There are also opportunities to be had in some of Fairfield’s northern urban areas. The other office deal on TRD’s list was the sale of the Offices at Greens Farms. It took the 10th spot, trading for $32.6 million in December to JEM Holdings.

The space was 100 percent leased when the deal was made, said Mirin, who represented the Silverman Group, the seller. Rents are in the low- to mid-$30s per square foot, he added, which is significantly less than rents in the southern part of the county.

Mikael Levey, the founder and CEO of JEM, said he is not a big fan of suburban office space nor Fairfield itself, and he thinks much of the product in the area is outdated and unappealing. In fact, his company is 99 percent focused on multifamily properties in the southeast, he said.

“But I’m opportunistic in markets in communities that make sense, like Greenwich, Darien or Westport,” he added.
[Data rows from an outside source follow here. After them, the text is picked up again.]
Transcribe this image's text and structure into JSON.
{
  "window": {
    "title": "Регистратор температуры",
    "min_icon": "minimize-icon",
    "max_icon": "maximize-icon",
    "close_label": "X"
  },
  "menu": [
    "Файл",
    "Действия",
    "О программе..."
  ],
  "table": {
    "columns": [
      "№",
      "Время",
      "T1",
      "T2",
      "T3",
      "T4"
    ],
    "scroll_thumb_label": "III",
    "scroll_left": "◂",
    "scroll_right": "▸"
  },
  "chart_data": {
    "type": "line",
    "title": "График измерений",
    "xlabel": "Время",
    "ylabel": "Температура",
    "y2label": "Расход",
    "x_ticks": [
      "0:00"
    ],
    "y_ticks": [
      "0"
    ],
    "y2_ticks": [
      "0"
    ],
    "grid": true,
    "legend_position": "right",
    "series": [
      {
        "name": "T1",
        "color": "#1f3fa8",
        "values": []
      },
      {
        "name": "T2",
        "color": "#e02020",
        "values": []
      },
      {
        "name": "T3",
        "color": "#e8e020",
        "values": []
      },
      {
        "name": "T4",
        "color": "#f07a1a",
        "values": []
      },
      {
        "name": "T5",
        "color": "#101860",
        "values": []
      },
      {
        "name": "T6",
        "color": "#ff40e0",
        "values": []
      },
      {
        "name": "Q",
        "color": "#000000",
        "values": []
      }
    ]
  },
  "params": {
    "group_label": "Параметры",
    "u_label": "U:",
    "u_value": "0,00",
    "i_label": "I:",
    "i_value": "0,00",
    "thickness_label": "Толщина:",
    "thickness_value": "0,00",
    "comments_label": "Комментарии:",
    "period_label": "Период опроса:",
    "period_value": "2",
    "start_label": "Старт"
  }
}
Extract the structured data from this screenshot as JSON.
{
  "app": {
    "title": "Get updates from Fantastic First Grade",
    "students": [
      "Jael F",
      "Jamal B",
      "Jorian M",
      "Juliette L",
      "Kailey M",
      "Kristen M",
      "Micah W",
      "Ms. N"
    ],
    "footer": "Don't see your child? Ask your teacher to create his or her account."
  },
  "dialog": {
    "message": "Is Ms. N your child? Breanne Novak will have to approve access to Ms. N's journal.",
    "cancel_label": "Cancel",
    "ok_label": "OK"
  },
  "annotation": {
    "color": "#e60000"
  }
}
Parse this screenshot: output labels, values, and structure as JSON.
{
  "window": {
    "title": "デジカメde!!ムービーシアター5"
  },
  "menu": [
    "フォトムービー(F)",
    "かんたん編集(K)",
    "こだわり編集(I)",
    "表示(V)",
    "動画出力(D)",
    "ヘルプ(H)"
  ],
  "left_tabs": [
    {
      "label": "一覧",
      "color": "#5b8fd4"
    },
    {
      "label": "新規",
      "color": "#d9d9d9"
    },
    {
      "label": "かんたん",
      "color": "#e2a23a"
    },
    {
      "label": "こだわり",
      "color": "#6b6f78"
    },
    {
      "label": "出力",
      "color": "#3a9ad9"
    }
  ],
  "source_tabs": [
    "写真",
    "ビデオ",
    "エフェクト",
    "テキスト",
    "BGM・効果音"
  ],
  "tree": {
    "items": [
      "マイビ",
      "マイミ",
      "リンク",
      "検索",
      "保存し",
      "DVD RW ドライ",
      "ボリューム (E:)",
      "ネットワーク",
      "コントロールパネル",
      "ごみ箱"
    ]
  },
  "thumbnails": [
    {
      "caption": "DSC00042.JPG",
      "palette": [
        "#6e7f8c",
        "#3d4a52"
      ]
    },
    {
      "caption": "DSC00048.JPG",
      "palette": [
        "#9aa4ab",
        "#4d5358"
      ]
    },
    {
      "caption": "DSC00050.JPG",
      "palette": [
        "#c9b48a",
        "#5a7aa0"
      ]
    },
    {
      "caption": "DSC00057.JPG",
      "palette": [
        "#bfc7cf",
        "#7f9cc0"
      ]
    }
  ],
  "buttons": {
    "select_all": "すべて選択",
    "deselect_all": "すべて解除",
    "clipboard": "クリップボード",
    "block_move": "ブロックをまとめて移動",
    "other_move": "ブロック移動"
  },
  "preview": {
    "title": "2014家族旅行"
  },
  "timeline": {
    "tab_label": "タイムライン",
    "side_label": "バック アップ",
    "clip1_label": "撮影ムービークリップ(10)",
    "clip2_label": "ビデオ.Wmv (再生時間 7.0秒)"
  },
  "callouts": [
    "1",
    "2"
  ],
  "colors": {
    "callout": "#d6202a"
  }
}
In addition, the Offices at Greens Farms is a Class A office park, and Levey noted that the product is limited in the area.

Still, Levey’s concerns about the region as a whole are reflected in the numbers.

Office vacancies across the county are at 26.5 percent, up from 24.2 percent in the first quarter of 2018. And rents nudged down to $31.96 from the average per-square-foot rate of $32.55 a year ago, according to a Cushman & Wakefield first-quarter report on the Fairfield office market.

In some cases, the interest is there, but not the product. Office space in such cities as Stamford and Greenwich has often been carved up to meet the needs of smaller firms, and big blocks of desirable space are lacking, Mirin said.

Indeed — the Stamford- and Austin, Texas-based online job listing company — has been looking for space in Stamford, but so far hasn’t been able to find enough square footage in a building with modern amenities.

“The vacancy rates on paper seem high, but you can’t find big blocks of space anymore,” Mirin said. “Average office deals are historically 4,000 to 5,000 square feet. When you start reading about these deals that have hundreds of thousands of feet, you can count on one hand the places you can even go.”